TASK – Extract all lines in the data that contain the word "title".

::::

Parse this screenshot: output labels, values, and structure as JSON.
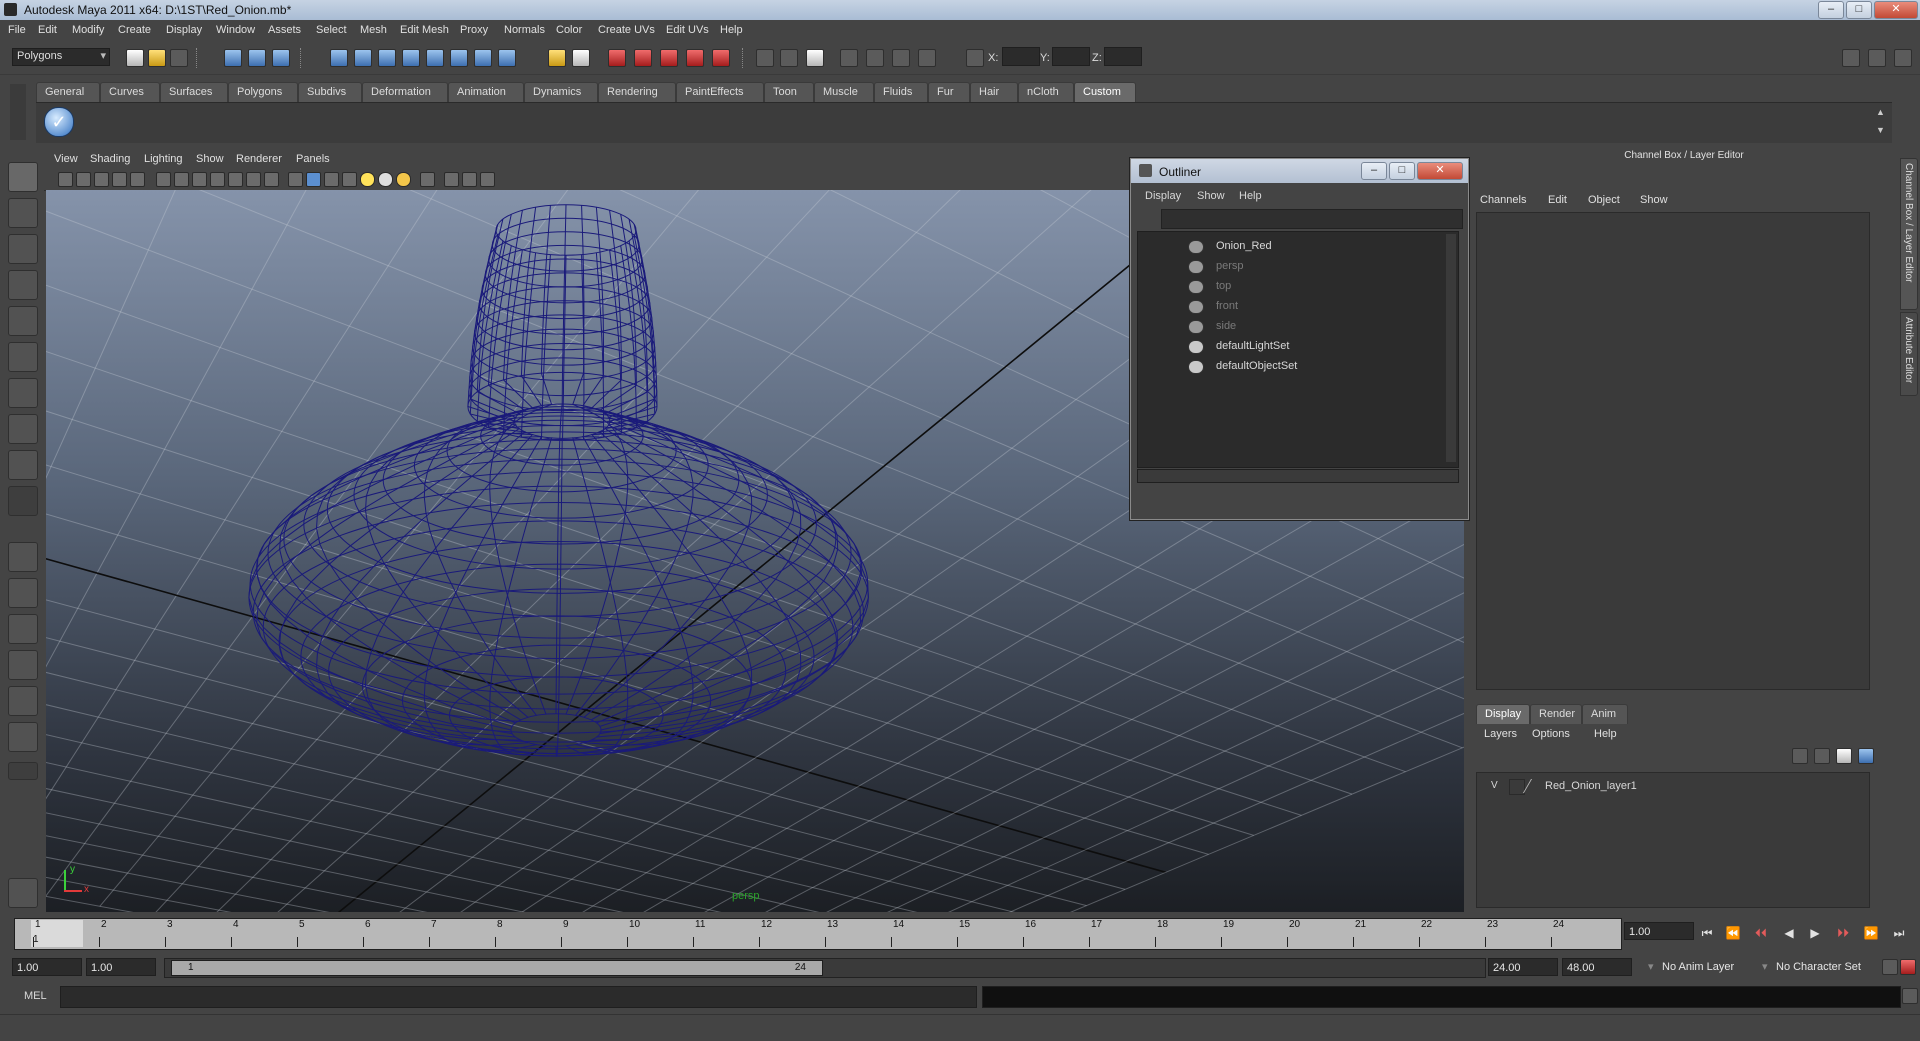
{
  "window": {
    "title": "Autodesk Maya 2011 x64: D:\\1ST\\Red_Onion.mb*",
    "min": "–",
    "max": "□",
    "close": "✕"
  },
  "menubar": [
    "File",
    "Edit",
    "Modify",
    "Create",
    "Display",
    "Window",
    "Assets",
    "Select",
    "Mesh",
    "Edit Mesh",
    "Proxy",
    "Normals",
    "Color",
    "Create UVs",
    "Edit UVs",
    "Help"
  ],
  "statusline": {
    "mode": "Polygons",
    "x_label": "X:",
    "y_label": "Y:",
    "z_label": "Z:"
  },
  "shelf": {
    "tabs": [
      "General",
      "Curves",
      "Surfaces",
      "Polygons",
      "Subdivs",
      "Deformation",
      "Animation",
      "Dynamics",
      "Rendering",
      "PaintEffects",
      "Toon",
      "Muscle",
      "Fluids",
      "Fur",
      "Hair",
      "nCloth",
      "Custom"
    ],
    "active": "Custom"
  },
  "viewport": {
    "menu": [
      "View",
      "Shading",
      "Lighting",
      "Show",
      "Renderer",
      "Panels"
    ],
    "camera_label": "persp",
    "axis_y": "y",
    "axis_x": "x",
    "wire_color": "#1a1a7a"
  },
  "outliner": {
    "title": "Outliner",
    "menu": [
      "Display",
      "Show",
      "Help"
    ],
    "items": [
      {
        "label": "Onion_Red",
        "dim": false,
        "icon": "mesh-transform-icon"
      },
      {
        "label": "persp",
        "dim": true,
        "icon": "camera-icon"
      },
      {
        "label": "top",
        "dim": true,
        "icon": "camera-icon"
      },
      {
        "label": "front",
        "dim": true,
        "icon": "camera-icon"
      },
      {
        "label": "side",
        "dim": true,
        "icon": "camera-icon"
      },
      {
        "label": "defaultLightSet",
        "dim": false,
        "icon": "set-icon"
      },
      {
        "label": "defaultObjectSet",
        "dim": false,
        "icon": "set-icon"
      }
    ]
  },
  "channelbox": {
    "header": "Channel Box / Layer Editor",
    "menu": [
      "Channels",
      "Edit",
      "Object",
      "Show"
    ],
    "side_tabs": [
      "Channel Box / Layer Editor",
      "Attribute Editor"
    ]
  },
  "layer_editor": {
    "tabs": [
      "Display",
      "Render",
      "Anim"
    ],
    "active_tab": "Display",
    "menu": [
      "Layers",
      "Options",
      "Help"
    ],
    "layers": [
      {
        "visible": "V",
        "name": "Red_Onion_layer1"
      }
    ]
  },
  "timeline": {
    "ticks": [
      "1",
      "2",
      "3",
      "4",
      "5",
      "6",
      "7",
      "8",
      "9",
      "10",
      "11",
      "12",
      "13",
      "14",
      "15",
      "16",
      "17",
      "18",
      "19",
      "20",
      "21",
      "22",
      "23",
      "24"
    ],
    "current_frame_marker": "1",
    "current_time": "1.00",
    "playback_buttons": [
      "⏮",
      "⏪",
      "⏴⏴",
      "◀",
      "▶",
      "⏵⏵",
      "⏩",
      "⏭"
    ]
  },
  "range": {
    "start_time": "1.00",
    "playback_start": "1.00",
    "range_start_label": "1",
    "range_end_label": "24",
    "playback_end": "24.00",
    "end_time": "48.00",
    "anim_layer": "No Anim Layer",
    "character_set": "No Character Set"
  },
  "command": {
    "label": "MEL"
  }
}
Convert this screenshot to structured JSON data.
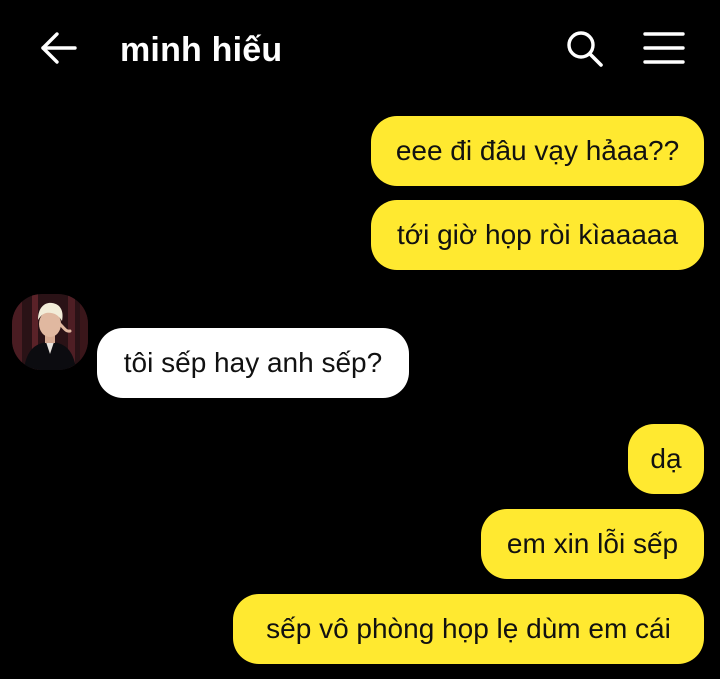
{
  "header": {
    "title": "minh hiếu",
    "back_icon": "arrow-left-icon",
    "search_icon": "search-icon",
    "menu_icon": "hamburger-menu-icon"
  },
  "colors": {
    "background": "#000000",
    "sent_bubble": "#ffe930",
    "received_bubble": "#ffffff",
    "bubble_text": "#111111",
    "header_icons": "#ffffff"
  },
  "messages": [
    {
      "sender": "me",
      "text": "eee đi đâu vạy hảaa??"
    },
    {
      "sender": "me",
      "text": "tới giờ họp ròi kìaaaaa"
    },
    {
      "sender": "minh hiếu",
      "text": "tôi sếp hay anh sếp?"
    },
    {
      "sender": "me",
      "text": "dạ"
    },
    {
      "sender": "me",
      "text": "em xin lỗi sếp"
    },
    {
      "sender": "me",
      "text": "sếp vô phòng họp lẹ dùm em cái"
    }
  ]
}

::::

ANSWER BOX –
    "title": "Autodesk Maya 2011 x64: D:\\1ST\\Red_Onion.mb*",
    "title": "Outliner",
    "title": "minh hiếu",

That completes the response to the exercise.